_What you have to do_
For each line of the data below that holds "structured", copy the line.

───

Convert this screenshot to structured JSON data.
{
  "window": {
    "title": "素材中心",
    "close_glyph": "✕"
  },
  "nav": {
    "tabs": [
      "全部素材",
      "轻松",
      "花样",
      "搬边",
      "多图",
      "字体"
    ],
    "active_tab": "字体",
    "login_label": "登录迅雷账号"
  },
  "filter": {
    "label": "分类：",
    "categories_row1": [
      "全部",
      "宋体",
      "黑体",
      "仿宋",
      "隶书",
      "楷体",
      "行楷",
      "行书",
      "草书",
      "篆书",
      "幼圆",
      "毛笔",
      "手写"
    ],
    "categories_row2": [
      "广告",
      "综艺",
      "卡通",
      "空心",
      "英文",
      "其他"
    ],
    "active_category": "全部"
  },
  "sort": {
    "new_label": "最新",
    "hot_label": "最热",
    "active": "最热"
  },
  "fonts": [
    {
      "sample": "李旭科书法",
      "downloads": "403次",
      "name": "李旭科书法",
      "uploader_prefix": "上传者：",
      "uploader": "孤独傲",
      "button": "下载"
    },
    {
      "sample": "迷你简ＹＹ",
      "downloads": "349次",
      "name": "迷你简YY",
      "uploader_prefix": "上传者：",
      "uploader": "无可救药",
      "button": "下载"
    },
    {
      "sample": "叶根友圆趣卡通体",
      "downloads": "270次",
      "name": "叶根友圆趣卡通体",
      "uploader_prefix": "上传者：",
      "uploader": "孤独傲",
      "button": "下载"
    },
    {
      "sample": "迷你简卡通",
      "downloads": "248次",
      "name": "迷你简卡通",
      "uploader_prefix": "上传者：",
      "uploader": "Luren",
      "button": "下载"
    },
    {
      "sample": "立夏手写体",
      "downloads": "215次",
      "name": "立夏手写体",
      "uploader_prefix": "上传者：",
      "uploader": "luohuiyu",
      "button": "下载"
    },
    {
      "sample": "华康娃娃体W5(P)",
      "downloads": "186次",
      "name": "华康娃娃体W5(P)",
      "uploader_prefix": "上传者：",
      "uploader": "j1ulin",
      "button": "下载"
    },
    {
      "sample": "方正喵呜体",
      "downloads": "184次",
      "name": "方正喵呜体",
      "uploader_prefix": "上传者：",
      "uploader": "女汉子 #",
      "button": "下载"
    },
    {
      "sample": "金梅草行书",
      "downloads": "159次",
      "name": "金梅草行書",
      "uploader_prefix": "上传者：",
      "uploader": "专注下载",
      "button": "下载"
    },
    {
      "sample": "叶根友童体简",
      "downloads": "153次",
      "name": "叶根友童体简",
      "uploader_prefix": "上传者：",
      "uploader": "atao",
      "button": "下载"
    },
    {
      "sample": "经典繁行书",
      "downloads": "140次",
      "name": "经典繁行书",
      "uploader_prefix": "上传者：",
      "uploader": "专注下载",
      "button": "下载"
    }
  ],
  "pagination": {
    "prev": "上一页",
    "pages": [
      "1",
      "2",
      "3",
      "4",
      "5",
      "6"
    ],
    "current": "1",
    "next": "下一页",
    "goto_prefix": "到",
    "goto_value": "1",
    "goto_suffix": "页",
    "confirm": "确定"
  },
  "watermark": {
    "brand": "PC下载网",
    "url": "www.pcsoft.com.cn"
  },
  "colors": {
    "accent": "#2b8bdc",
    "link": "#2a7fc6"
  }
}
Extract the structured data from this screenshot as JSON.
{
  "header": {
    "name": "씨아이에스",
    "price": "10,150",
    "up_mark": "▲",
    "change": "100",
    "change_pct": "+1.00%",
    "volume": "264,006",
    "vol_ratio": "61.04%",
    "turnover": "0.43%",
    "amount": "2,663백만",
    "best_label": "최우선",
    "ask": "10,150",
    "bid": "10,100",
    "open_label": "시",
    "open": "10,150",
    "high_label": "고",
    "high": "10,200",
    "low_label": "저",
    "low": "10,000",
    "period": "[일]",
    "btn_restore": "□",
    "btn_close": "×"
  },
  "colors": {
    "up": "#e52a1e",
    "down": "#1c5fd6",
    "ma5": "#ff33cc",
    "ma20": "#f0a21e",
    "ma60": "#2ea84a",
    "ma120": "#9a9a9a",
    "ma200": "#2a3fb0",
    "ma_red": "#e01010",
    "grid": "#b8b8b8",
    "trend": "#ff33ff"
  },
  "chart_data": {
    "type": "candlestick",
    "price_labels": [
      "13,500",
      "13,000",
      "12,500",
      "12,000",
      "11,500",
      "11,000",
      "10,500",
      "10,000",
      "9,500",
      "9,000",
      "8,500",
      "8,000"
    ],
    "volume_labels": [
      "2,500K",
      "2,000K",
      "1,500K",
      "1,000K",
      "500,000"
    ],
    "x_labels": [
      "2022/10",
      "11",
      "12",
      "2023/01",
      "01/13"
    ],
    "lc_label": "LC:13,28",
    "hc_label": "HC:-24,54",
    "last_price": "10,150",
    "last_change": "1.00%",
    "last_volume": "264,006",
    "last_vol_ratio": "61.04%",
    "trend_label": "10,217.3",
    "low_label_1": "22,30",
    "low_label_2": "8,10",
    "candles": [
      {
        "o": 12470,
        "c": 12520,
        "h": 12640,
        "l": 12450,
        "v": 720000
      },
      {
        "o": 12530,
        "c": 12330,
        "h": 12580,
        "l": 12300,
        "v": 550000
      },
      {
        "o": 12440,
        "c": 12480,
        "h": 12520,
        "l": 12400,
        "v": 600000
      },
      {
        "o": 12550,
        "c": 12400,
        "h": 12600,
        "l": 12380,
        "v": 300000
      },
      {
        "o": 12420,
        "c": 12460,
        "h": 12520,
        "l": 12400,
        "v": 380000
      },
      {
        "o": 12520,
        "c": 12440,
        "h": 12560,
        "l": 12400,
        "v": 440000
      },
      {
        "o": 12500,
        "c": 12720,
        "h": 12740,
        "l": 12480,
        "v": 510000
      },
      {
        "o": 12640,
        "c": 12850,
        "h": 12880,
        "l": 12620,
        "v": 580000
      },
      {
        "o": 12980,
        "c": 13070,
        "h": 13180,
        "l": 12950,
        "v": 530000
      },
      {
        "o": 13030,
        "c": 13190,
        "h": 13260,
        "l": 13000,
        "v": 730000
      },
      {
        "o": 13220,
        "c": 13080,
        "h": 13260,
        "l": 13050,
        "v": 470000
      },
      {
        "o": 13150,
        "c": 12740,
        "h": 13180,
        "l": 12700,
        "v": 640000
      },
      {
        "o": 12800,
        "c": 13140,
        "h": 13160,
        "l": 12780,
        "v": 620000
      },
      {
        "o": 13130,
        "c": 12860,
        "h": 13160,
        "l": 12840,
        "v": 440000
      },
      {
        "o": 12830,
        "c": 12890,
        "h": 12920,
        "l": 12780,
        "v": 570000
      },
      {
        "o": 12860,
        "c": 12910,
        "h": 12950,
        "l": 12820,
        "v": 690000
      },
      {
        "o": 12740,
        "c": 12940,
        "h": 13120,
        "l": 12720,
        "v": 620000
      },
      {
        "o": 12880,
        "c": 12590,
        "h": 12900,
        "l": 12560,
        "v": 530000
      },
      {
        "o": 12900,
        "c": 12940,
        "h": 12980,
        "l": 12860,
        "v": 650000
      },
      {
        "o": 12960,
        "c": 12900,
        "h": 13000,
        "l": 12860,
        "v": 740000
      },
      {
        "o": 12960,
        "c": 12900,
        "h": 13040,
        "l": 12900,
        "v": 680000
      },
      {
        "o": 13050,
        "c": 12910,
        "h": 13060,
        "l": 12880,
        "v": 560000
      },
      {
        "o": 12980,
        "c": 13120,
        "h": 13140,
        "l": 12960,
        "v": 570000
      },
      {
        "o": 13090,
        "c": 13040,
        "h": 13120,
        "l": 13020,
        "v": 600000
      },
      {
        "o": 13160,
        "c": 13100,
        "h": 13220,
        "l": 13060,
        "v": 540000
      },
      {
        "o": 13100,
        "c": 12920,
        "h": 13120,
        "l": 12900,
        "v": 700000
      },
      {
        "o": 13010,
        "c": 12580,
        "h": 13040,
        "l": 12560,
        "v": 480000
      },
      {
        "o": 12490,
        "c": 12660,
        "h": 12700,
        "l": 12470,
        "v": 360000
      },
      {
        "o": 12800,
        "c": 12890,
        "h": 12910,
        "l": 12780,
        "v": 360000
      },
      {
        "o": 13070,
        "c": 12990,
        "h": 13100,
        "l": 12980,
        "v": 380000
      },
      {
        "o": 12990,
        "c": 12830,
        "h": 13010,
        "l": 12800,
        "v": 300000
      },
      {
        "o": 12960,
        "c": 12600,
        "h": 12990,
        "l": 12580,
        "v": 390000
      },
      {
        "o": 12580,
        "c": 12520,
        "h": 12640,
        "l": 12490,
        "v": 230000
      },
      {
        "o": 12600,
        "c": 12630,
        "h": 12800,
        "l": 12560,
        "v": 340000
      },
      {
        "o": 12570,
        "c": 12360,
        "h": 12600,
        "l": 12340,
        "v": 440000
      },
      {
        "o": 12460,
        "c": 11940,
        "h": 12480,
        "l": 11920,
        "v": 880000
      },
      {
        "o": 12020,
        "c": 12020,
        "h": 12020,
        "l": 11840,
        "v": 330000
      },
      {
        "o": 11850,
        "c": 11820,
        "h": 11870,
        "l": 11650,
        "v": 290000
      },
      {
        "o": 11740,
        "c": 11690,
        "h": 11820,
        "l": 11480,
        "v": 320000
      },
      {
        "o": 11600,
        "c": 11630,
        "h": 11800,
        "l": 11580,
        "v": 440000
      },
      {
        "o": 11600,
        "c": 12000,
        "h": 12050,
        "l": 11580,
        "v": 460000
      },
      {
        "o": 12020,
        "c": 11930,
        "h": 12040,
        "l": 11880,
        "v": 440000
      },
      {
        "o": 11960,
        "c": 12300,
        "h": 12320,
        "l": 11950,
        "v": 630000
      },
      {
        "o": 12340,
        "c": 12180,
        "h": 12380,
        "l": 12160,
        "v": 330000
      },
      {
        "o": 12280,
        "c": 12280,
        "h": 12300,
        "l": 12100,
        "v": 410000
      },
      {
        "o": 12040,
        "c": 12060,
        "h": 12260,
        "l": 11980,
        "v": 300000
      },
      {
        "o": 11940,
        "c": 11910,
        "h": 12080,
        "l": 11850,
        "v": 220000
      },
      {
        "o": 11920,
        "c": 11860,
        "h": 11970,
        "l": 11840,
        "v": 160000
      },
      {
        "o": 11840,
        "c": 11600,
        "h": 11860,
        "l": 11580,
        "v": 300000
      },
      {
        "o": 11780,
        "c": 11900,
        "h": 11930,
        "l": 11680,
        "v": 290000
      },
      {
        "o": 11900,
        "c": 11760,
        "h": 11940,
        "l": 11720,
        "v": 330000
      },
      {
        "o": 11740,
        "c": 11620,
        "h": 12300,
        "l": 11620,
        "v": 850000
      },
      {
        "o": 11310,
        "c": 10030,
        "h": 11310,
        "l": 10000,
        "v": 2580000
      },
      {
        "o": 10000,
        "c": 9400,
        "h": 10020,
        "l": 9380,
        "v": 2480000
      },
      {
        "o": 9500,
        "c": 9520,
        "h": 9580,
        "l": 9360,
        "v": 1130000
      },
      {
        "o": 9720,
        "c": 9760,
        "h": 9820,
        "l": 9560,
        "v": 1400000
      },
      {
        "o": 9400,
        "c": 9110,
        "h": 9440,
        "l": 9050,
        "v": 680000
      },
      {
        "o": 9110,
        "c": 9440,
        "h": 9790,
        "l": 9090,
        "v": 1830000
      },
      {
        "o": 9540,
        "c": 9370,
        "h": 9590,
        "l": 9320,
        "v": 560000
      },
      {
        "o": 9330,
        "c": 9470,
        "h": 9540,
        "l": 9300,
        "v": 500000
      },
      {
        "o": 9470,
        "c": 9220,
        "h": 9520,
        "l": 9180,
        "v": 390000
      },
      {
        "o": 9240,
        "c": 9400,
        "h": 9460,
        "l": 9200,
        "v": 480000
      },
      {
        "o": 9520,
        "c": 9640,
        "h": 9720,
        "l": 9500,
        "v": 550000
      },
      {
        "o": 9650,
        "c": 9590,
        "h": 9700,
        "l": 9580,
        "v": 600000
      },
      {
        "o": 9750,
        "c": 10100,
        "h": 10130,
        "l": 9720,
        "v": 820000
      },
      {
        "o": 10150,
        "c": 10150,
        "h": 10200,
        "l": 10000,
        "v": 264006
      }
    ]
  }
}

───

_Response below_
Convert this screenshot to structured JSON data.
Extract the structured data from this screenshot as JSON.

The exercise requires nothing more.